  • On 6 June 1976, Tun Fuad Stephens, the first chief minister of Sabah, Malaysia, plus ten others, died in the crash of a Nomad in the state capital, Kota Kinabalu.
  • On 23 December 1979, a Nomad operated by Douglas Airways (P2-DNL) crashed on the airstrip (MRM) at Manari, a village on the Kokoda Track in the Central Province of Papua New Guinea, killing all 16 passengers and crew. The presence of at least one baby on board, Maia Sori aged six months,[12] accounts for the high number of fatalities and may make this the worst crash in the history of this aircraft type.[13]
  • On 4 May 1987, a Nomad of the Indonesian Naval Aviation Unit, PUSPENERBAL crashed at the Mapur Island, Bintan area, Riau Province. The aircraft was a total loss.
  • On 9 September 1991, an Australian Army N22B Nomad crashed near Drake in northern NSW with the loss of four people, including the pilot.
  • On 10 February 2001, Gum Air’s N24A Nomad (PZ-TBP) crashed on a flight from Paramaribo – Zanderij (Johan Adolf Pengel International Airport PBM/SMJP) to Njoeng Jacob Kondre Airstrip SMJK. The aircraft had fallen out of radio contact, and personnel at the airstrip in Jacob Kondre said it was flying low, and crashed into a mountain. All nine passengers plus the pilot perished.[14]
  • On 30 December 2007, a PENERBAL Nomad crashed in the area of We island, Nangroe Aceh Darussalam Province.
  • On 7 September 2009, a Nomad of the Indonesian Naval Aviation Unit, PENERBAL, crashed in the area of Bulungan, East Borneo. The aircraft was on a routine patrol near Ambalat Oil Block. The accident caused the fatality of one Naval officer, plus three civilians on board. The pilot and copilot received serious injuries.
  • On 28 January 2010, a Nomad of the Philippine Air Force (PAF) crashed shortly after takeoff into a residential area in Cotabato City, killing Maj. Gen. Butch Lacson, commander of the PAF 3rd Air Division, plus seven other officers on board.[15]

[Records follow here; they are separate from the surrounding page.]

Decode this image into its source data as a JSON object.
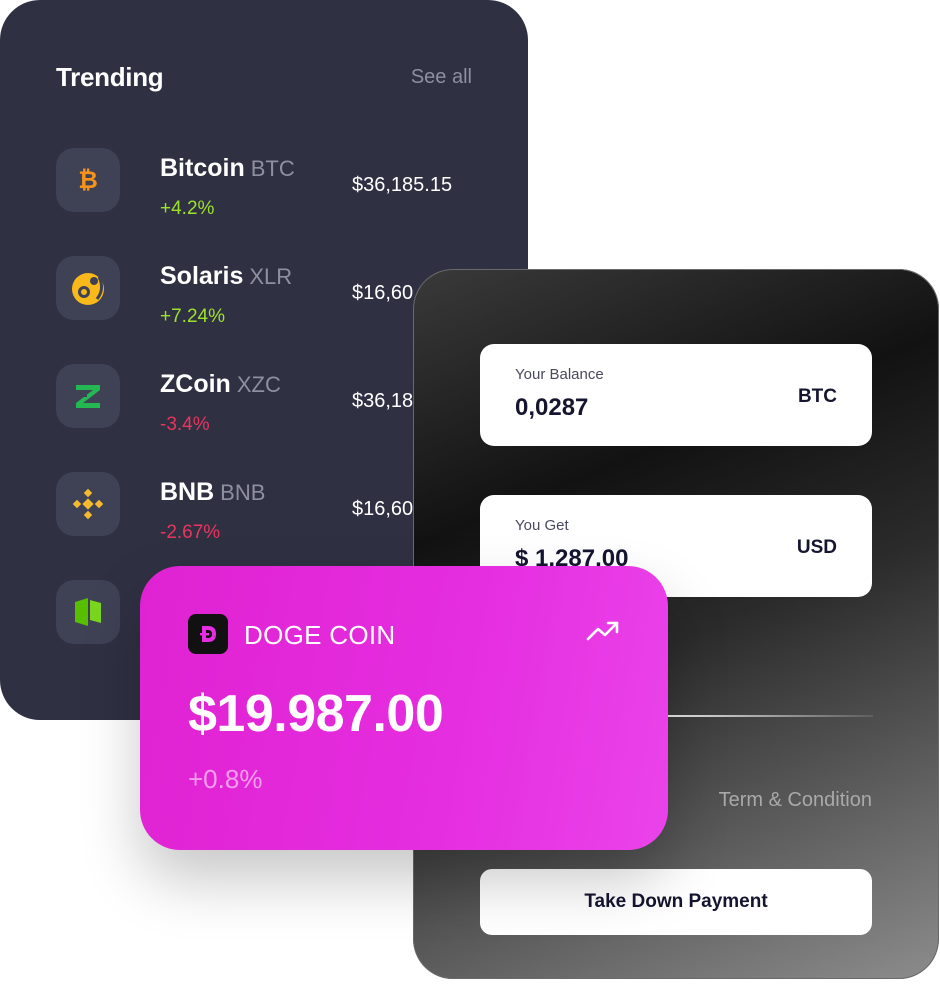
{
  "trending": {
    "title": "Trending",
    "see_all": "See all",
    "coins": [
      {
        "name": "Bitcoin",
        "symbol": "BTC",
        "change": "+4.2%",
        "price": "$36,185.15",
        "icon": "bitcoin-icon",
        "color": "#f7931a"
      },
      {
        "name": "Solaris",
        "symbol": "XLR",
        "change": "+7.24%",
        "price": "$16,60",
        "icon": "solaris-icon",
        "color": "#f9b91b"
      },
      {
        "name": "ZCoin",
        "symbol": "XZC",
        "change": "-3.4%",
        "price": "$36,18",
        "icon": "zcoin-icon",
        "color": "#23b852"
      },
      {
        "name": "BNB",
        "symbol": "BNB",
        "change": "-2.67%",
        "price": "$16,60",
        "icon": "bnb-icon",
        "color": "#f3ba2f"
      },
      {
        "icon": "neo-icon",
        "color": "#58bf00"
      }
    ]
  },
  "exchange": {
    "balance": {
      "label": "Your Balance",
      "value": "0,0287",
      "unit": "BTC"
    },
    "get": {
      "label": "You Get",
      "value": "$ 1,287.00",
      "unit": "USD"
    },
    "terms": "Term & Condition",
    "pay_button": "Take Down Payment"
  },
  "doge": {
    "name": "DOGE COIN",
    "price": "$19.987.00",
    "change": "+0.8%",
    "icon": "dogecoin-icon",
    "trend_icon": "trending-up-icon",
    "accent": "#e52ee0"
  }
}
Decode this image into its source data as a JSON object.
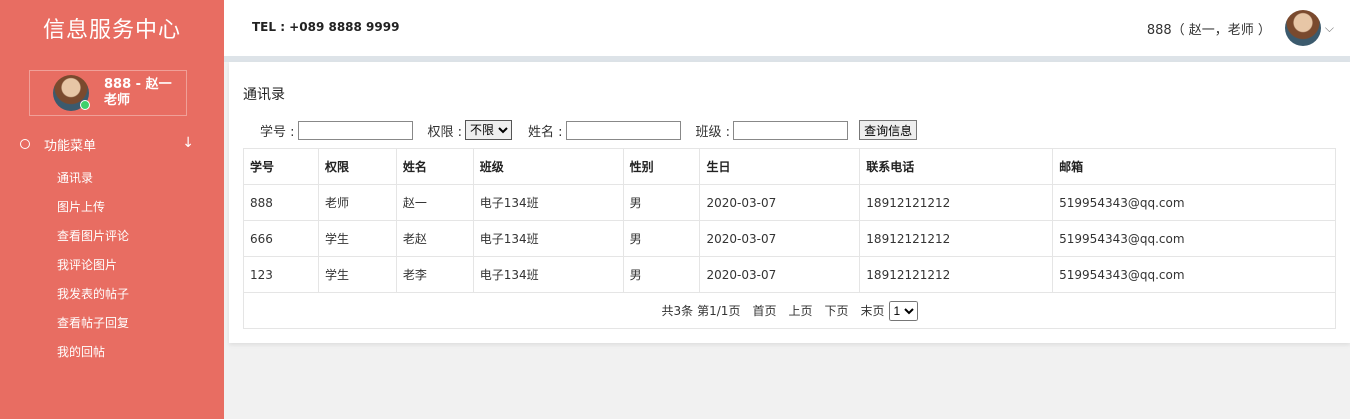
{
  "sidebar": {
    "brand": "信息服务中心",
    "user": "888 - 赵一\n老师",
    "menu_title": "功能菜单",
    "menu_items": [
      "通讯录",
      "图片上传",
      "查看图片评论",
      "我评论图片",
      "我发表的帖子",
      "查看帖子回复",
      "我的回帖"
    ]
  },
  "header": {
    "tel": "TEL : +089 8888 9999",
    "user_info": "888（ 赵一，老师 ）"
  },
  "main": {
    "title": "通讯录",
    "search": {
      "id_label": "学号 :",
      "role_label": "权限 :",
      "role_value": "不限",
      "name_label": "姓名 :",
      "class_label": "班级 :",
      "query_button": "查询信息"
    },
    "table": {
      "headers": [
        "学号",
        "权限",
        "姓名",
        "班级",
        "性别",
        "生日",
        "联系电话",
        "邮箱"
      ],
      "rows": [
        [
          "888",
          "老师",
          "赵一",
          "电子134班",
          "男",
          "2020-03-07",
          "18912121212",
          "519954343@qq.com"
        ],
        [
          "666",
          "学生",
          "老赵",
          "电子134班",
          "男",
          "2020-03-07",
          "18912121212",
          "519954343@qq.com"
        ],
        [
          "123",
          "学生",
          "老李",
          "电子134班",
          "男",
          "2020-03-07",
          "18912121212",
          "519954343@qq.com"
        ]
      ]
    },
    "pager": {
      "total": "共3条",
      "page": "第1/1页",
      "first": "首页",
      "prev": "上页",
      "next": "下页",
      "last": "末页",
      "page_select": "1"
    }
  }
}
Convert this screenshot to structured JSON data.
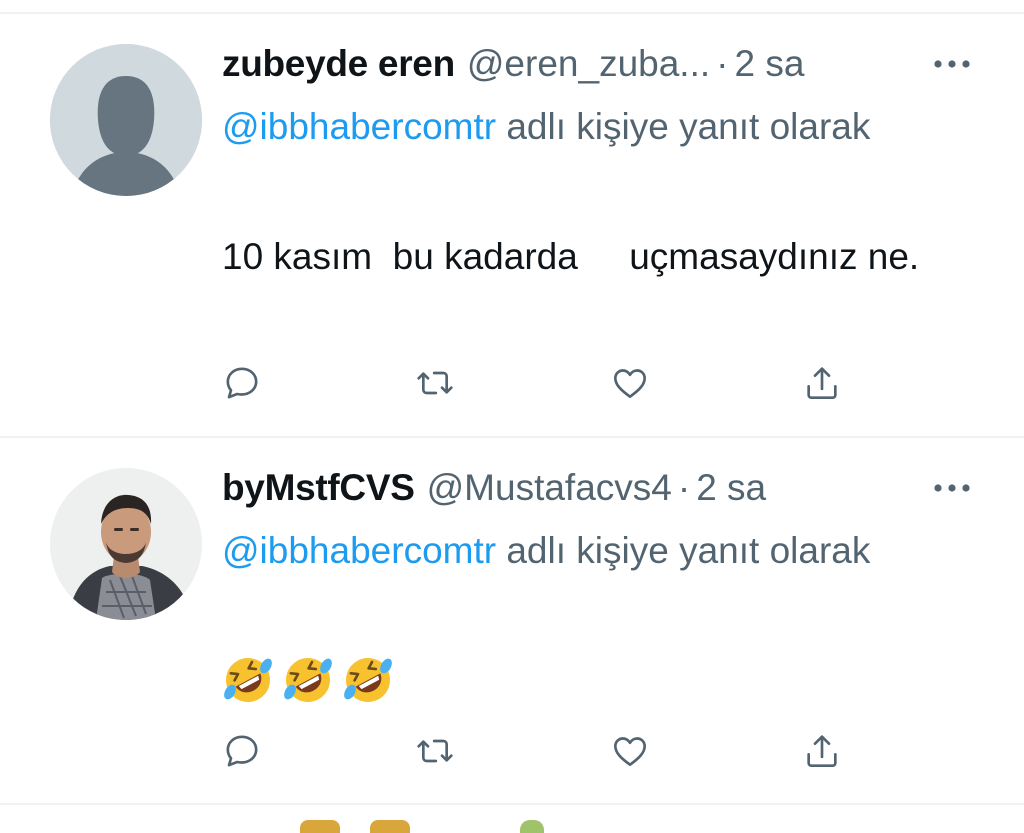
{
  "tweets": [
    {
      "display_name": "zubeyde eren",
      "handle": "@eren_zuba...",
      "separator": "·",
      "time": "2 sa",
      "more_icon": "more-horizontal-icon",
      "avatar": "default-avatar",
      "reply_mention": "@ibbhabercomtr",
      "reply_suffix": " adlı kişiye yanıt olarak",
      "text": "10 kasım  bu kadarda     uçmasaydınız ne.",
      "emojis": []
    },
    {
      "display_name": "byMstfCVS",
      "handle": "@Mustafacvs4",
      "separator": "·",
      "time": "2 sa",
      "more_icon": "more-horizontal-icon",
      "avatar": "profile-photo",
      "reply_mention": "@ibbhabercomtr",
      "reply_suffix": " adlı kişiye yanıt olarak",
      "text": "",
      "emojis": [
        "rolling-on-the-floor-laughing",
        "rolling-on-the-floor-laughing",
        "rolling-on-the-floor-laughing"
      ]
    }
  ],
  "actions": [
    "reply-icon",
    "retweet-icon",
    "like-icon",
    "share-icon"
  ],
  "colors": {
    "accent": "#1d9bf0",
    "secondary_text": "#536471",
    "primary_text": "#0f1419",
    "divider": "#eff3f4"
  }
}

Specifications (N22B)[edit]

Data from Jane's All The World's Aircraft 1982–83[16]

General characteristics

Performance

References[edit]

  1. ^ a b GAF Nomad at airliners.net retrieved 5 December 2009.
  2. ^ Guy Pearce biography at tiscali.co.uk retrieved 5 December 2009.
  3. ^ "Aviation Safety Network Database". Aviation-safety.net. 2007-05-05. Retrieved 2011-02-15. 
  4. ^ "Nomad is set to soar once again". Theage.com.au. 2008-06-18. Retrieved 2011-02-15. 
  5. ^ a b "GippsAero Newsletter, March 2011". GippsAero. March 2011. Retrieved 9 July 2011. 
  6. ^ a b Kelly, Emma (3 August 2010). "Gippsland preparing for G18 market entry within two years". Flight Global. Retrieved 9 July 2011. 
  7. ^ CASA civil aircraft register search, using "Government Aircraft Factories" as the search parameter. Search conducted 6 December 2009.
  8. ^ List of NZ-registered N22s retrieved 6 December 2009.
  9. ^ List of NZ-registered N24s retrieved 6 December 2009.
  10. ^ Our Fleet - Transportes Aéreos Isla Robinson Crusoe retrieved 6 December 2009.
  11. ^ "Navy to ground 27 old war machines". Jakarta Post. Retrieved 9 July 2011. 
  12. ^ Sydney Morning Herald 27 December 1979
  13. ^ http://aviation-safety.net/database/record.php?id=19791223-2
  14. ^ http://planecrashinfo.com/2001/2001.htm
  15. ^ 8 Killed in Air Force plane crash - ABS-CBN News website retrieved 28 January 2010.
  16. ^ Taylor 1982, pp. 7–9.

External links[edit]